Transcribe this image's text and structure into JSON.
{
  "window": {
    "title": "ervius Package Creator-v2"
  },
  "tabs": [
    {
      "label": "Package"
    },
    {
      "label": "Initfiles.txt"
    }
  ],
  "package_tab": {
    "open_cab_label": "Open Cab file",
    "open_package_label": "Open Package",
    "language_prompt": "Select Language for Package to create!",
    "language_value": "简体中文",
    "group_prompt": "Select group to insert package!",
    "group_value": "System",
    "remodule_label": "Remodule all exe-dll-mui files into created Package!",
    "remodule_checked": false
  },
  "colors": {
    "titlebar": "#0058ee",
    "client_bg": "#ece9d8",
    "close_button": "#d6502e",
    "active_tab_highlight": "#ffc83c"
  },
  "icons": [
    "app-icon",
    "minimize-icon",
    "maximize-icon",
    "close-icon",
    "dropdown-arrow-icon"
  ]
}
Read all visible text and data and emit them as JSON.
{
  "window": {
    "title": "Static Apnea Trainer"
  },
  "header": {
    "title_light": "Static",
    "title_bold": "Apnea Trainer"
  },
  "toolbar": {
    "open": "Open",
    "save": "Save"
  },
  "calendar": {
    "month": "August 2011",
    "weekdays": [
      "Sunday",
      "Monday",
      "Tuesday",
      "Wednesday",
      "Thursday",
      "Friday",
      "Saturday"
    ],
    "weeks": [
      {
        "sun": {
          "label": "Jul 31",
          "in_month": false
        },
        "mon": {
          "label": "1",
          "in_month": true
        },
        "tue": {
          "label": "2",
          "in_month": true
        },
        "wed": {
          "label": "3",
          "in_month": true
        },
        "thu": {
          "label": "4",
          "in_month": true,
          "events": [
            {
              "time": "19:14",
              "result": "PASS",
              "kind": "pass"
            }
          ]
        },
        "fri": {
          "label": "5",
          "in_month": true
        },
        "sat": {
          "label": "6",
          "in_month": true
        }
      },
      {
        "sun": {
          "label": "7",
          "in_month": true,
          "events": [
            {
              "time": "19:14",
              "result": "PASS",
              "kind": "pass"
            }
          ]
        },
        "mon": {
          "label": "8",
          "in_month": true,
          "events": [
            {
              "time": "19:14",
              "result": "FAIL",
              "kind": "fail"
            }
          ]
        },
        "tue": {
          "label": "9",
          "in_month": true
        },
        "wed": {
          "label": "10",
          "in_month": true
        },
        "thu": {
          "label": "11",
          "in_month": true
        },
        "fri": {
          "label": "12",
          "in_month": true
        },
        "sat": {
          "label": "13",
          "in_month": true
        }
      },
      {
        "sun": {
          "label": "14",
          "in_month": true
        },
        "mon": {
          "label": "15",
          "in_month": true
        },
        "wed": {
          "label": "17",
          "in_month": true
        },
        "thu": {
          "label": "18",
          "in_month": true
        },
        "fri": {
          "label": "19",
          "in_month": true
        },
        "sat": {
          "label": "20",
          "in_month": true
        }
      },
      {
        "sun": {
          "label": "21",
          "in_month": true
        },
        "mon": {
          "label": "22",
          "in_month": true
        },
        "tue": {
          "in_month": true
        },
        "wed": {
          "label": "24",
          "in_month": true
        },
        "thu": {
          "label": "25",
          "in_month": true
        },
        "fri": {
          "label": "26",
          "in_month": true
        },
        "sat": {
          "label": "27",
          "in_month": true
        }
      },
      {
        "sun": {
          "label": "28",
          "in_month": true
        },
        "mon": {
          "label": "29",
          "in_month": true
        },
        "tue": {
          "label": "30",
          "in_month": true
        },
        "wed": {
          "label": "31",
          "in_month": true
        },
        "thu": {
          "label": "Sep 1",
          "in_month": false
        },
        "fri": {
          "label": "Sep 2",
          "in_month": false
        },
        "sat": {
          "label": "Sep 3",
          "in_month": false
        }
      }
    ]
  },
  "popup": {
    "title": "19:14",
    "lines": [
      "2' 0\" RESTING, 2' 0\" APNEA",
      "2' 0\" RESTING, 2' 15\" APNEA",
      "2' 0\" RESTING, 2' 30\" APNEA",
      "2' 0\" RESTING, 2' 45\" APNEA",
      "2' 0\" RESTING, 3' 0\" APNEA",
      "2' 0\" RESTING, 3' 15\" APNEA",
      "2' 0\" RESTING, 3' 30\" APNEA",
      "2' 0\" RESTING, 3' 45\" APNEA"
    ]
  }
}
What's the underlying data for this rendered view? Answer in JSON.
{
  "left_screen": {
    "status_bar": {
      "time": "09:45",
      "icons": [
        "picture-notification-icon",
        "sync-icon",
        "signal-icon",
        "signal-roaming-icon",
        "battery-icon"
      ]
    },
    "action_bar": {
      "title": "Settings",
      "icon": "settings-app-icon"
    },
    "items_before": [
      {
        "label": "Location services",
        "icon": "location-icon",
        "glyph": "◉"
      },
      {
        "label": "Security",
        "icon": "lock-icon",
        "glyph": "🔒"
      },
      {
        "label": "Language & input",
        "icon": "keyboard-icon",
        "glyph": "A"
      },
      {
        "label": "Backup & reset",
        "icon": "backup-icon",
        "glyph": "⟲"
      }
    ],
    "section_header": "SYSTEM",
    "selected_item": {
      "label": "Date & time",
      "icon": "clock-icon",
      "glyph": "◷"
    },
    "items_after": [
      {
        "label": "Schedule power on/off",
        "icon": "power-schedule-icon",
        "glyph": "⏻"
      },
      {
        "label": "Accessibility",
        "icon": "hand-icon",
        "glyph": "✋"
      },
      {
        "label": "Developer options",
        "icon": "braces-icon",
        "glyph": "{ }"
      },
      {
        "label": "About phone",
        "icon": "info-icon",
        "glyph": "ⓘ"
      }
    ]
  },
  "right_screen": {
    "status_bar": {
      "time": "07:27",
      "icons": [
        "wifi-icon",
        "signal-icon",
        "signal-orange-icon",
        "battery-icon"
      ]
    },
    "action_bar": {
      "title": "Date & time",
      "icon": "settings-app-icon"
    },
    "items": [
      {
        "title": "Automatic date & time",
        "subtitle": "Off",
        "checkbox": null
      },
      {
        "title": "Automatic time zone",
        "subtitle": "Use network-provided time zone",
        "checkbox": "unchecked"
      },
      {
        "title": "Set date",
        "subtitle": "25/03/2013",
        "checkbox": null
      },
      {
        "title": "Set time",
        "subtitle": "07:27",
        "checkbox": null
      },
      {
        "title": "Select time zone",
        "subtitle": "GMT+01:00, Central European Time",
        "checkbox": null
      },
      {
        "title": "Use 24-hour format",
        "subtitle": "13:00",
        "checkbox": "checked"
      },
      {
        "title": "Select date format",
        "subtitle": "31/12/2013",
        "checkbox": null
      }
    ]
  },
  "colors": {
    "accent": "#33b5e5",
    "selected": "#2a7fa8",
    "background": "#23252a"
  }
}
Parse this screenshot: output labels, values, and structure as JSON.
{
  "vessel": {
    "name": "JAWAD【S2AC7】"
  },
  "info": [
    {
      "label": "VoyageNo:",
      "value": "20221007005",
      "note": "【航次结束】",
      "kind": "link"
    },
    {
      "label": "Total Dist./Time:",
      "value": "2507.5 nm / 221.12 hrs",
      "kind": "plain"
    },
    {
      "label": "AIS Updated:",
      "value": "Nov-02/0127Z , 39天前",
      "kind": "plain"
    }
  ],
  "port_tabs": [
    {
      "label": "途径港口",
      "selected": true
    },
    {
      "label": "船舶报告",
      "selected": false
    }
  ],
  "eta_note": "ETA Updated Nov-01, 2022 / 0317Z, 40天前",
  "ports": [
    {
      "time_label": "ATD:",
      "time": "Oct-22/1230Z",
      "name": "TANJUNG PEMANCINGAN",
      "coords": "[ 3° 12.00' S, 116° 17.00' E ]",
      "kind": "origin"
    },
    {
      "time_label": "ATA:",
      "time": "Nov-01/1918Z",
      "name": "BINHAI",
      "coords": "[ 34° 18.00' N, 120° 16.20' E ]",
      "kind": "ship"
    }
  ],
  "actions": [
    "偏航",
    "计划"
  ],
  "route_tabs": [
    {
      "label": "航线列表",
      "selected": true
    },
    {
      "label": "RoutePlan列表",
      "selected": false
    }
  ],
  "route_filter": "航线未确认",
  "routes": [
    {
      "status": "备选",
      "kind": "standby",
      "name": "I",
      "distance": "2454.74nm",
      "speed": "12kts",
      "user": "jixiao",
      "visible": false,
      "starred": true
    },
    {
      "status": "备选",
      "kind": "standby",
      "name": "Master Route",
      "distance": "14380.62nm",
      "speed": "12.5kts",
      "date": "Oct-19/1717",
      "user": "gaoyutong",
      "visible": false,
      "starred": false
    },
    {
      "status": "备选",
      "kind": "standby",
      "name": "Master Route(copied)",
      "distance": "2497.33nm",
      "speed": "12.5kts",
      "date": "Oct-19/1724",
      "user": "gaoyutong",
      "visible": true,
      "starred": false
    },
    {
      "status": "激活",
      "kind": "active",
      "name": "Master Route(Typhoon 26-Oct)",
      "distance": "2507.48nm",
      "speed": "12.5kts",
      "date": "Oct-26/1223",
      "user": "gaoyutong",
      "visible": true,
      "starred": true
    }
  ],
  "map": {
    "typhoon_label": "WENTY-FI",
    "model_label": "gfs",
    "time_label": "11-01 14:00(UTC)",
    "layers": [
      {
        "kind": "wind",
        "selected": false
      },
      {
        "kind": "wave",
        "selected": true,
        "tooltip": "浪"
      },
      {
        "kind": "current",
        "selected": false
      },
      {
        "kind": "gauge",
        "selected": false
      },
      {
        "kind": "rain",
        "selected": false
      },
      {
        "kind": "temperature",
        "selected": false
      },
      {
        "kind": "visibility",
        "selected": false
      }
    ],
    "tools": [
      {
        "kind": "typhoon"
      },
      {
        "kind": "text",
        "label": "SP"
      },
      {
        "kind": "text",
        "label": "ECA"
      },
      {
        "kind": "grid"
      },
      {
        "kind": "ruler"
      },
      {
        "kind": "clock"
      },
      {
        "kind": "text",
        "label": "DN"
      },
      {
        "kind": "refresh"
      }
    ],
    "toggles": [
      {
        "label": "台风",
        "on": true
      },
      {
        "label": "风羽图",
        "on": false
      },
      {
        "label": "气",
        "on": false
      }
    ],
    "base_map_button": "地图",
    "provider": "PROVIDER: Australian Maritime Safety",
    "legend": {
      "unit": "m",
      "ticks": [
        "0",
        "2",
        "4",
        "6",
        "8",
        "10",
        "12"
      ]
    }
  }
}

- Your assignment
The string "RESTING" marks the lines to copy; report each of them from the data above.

- Answer to the problem
      "2' 0\" RESTING, 2' 0\" APNEA",
      "2' 0\" RESTING, 2' 15\" APNEA",
      "2' 0\" RESTING, 2' 30\" APNEA",
      "2' 0\" RESTING, 2' 45\" APNEA",
      "2' 0\" RESTING, 3' 0\" APNEA",
      "2' 0\" RESTING, 3' 15\" APNEA",
      "2' 0\" RESTING, 3' 30\" APNEA",
      "2' 0\" RESTING, 3' 45\" APNEA"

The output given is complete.